## TASK TO COMPLETE
Using the records below, locate all lines containing "الادمان" and return them.

## INFORMATION SHOWN
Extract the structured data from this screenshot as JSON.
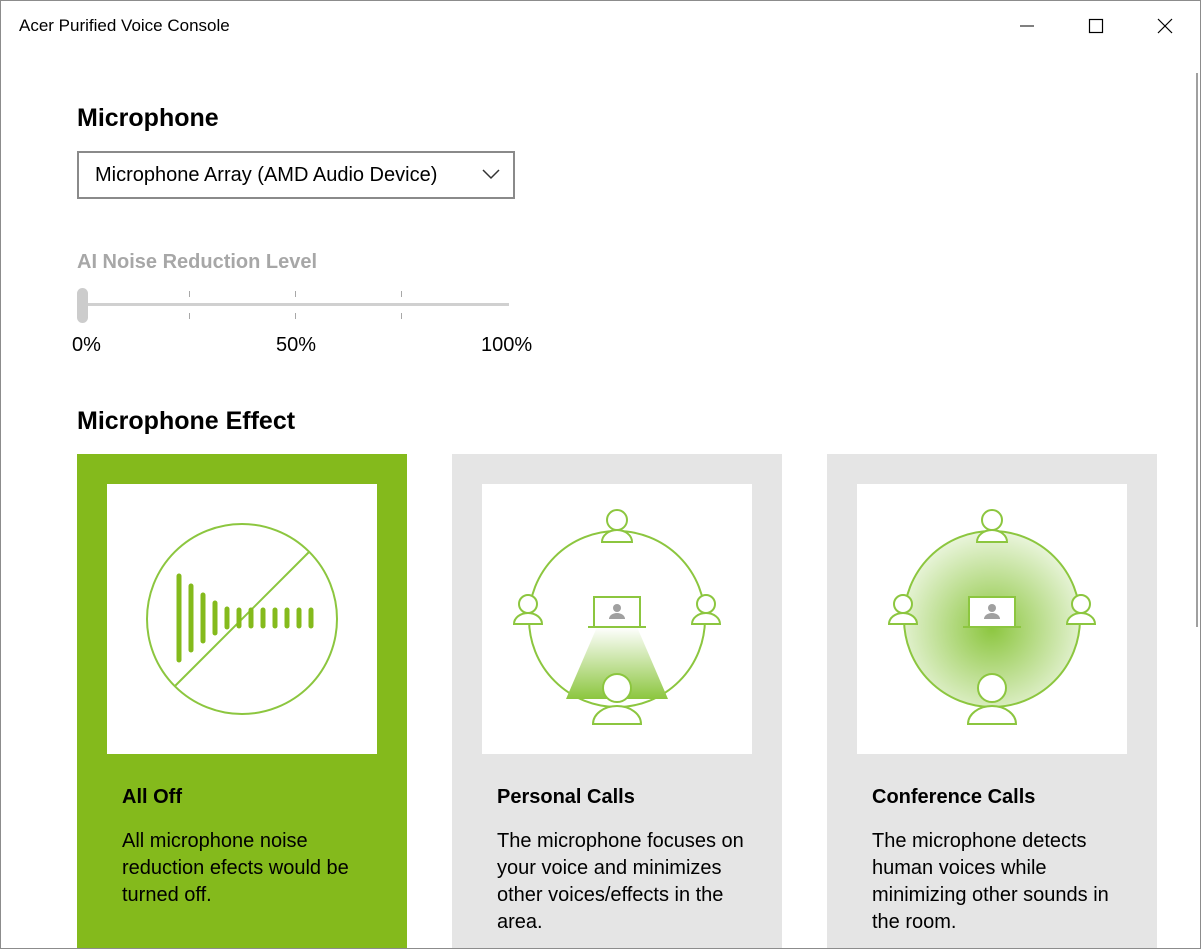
{
  "window": {
    "title": "Acer Purified Voice Console"
  },
  "microphone": {
    "heading": "Microphone",
    "device_selected": "Microphone Array (AMD Audio Device)"
  },
  "noise_reduction": {
    "label": "AI Noise Reduction Level",
    "value_fraction": 0,
    "tick_labels": [
      "0%",
      "50%",
      "100%"
    ]
  },
  "effect": {
    "heading": "Microphone Effect",
    "cards": [
      {
        "title": "All Off",
        "description": "All microphone noise reduction efects would be turned off.",
        "selected": true
      },
      {
        "title": "Personal Calls",
        "description": "The microphone focuses on your voice and minimizes other voices/effects in the area.",
        "selected": false
      },
      {
        "title": "Conference Calls",
        "description": "The microphone detects human voices while minimizing other sounds in the room.",
        "selected": false
      }
    ]
  },
  "colors": {
    "accent": "#84ba1c",
    "icon_green": "#8cc63f",
    "card_bg": "#e5e5e5",
    "disabled_text": "#a7a7a7"
  },
  "icons": [
    "minimize-icon",
    "maximize-icon",
    "close-icon",
    "chevron-down-icon",
    "mute-waveform-icon",
    "personal-call-icon",
    "conference-call-icon"
  ]
}
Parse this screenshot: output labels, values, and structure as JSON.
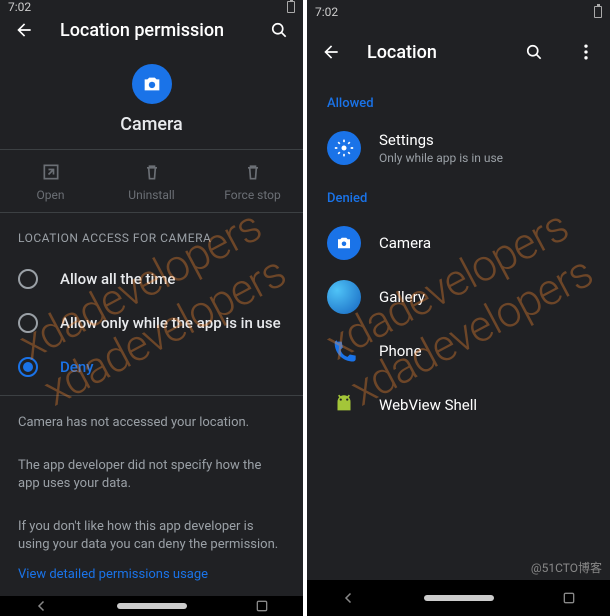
{
  "statusbar": {
    "time": "7:02"
  },
  "left": {
    "title": "Location permission",
    "app_name": "Camera",
    "actions": {
      "open": "Open",
      "uninstall": "Uninstall",
      "force_stop": "Force stop"
    },
    "section_header": "LOCATION ACCESS FOR CAMERA",
    "options": {
      "allow_all": "Allow all the time",
      "allow_while": "Allow only while the app is in use",
      "deny": "Deny"
    },
    "selected": "deny",
    "info1": "Camera has not accessed your location.",
    "info2": "The app developer did not specify how the app uses your data.",
    "info3": "If you don't like how this app developer is using your data you can deny the permission.",
    "link": "View detailed permissions usage"
  },
  "right": {
    "title": "Location",
    "group_allowed": "Allowed",
    "group_denied": "Denied",
    "allowed": [
      {
        "name": "Settings",
        "sub": "Only while app is in use",
        "icon": "gear",
        "bg": "blue"
      }
    ],
    "denied": [
      {
        "name": "Camera",
        "icon": "camera",
        "bg": "blue"
      },
      {
        "name": "Gallery",
        "icon": "swirl",
        "bg": "swirl"
      },
      {
        "name": "Phone",
        "icon": "phone",
        "bg": "none"
      },
      {
        "name": "WebView Shell",
        "icon": "android",
        "bg": "none"
      }
    ]
  },
  "footer_tag": "@51CTO博客",
  "watermark": "xdadevelopers"
}
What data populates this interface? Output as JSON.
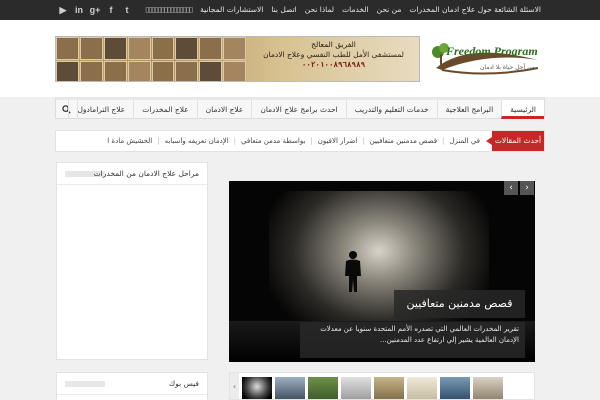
{
  "topbar": {
    "social": [
      "youtube",
      "in",
      "g+",
      "f",
      "t"
    ],
    "social_icons": [
      "youtube-icon",
      "linkedin-icon",
      "google-plus-icon",
      "facebook-icon",
      "twitter-icon"
    ],
    "nav": [
      "الاسئلة الشائعة حول علاج ادمان المخدرات",
      "من نحن",
      "الخدمات",
      "لماذا نحن",
      "اتصل بنا",
      "الاستشارات المجانية",
      "▯▯▯▯▯▯▯▯▯▯▯▯▯▯▯"
    ]
  },
  "header": {
    "logo_text": "Freedom Program",
    "logo_sub": "من أجل حياة بلا ادمان",
    "banner_line1": "الفريق المعالج",
    "banner_line2": "لمستشفى الأمل للطب النفسي وعلاج الادمان",
    "banner_phone": "٠٠٢٠١٠٠٨٩٦٨٩٨٩"
  },
  "mainnav": {
    "items": [
      "الرئيسية",
      "البرامج العلاجية",
      "خدمات التعليم والتدريب",
      "احدث برامج علاج الادمان",
      "علاج الادمان",
      "علاج المخدرات",
      "علاج الترامادول"
    ]
  },
  "ticker": {
    "label": "أحدث المقالات",
    "items": [
      "في المنزل",
      "قصص مدمنين متعافيين",
      "اضرار الافيون",
      "بواسطة مدمن متعافي",
      "الإدمان تعريفه واسبابه",
      "الحشيش مادة ا"
    ]
  },
  "sidebar": {
    "widget1_title": "مراحل علاج الادمان من المخدرات",
    "widget2_title": "فيس بوك"
  },
  "slider": {
    "title": "قصص مدمنين متعافيين",
    "excerpt": "تقرير المخدرات العالمي التي تصدره الأمم المتحدة سنويا عن معدلات الإدمان العالمية يشير إلي ارتفاع عدد المدمنين...",
    "prev": "‹",
    "next": "›"
  },
  "colors": {
    "accent": "#c62828",
    "topbar": "#2b2b2b"
  }
}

## EXERCISE OUTPUT
    "banner_line2": "لمستشفى الأمل للطب النفسي وعلاج الادمان",
      "احدث برامج علاج الادمان",
      "علاج الادمان",
    "widget1_title": "مراحل علاج الادمان من المخدرات",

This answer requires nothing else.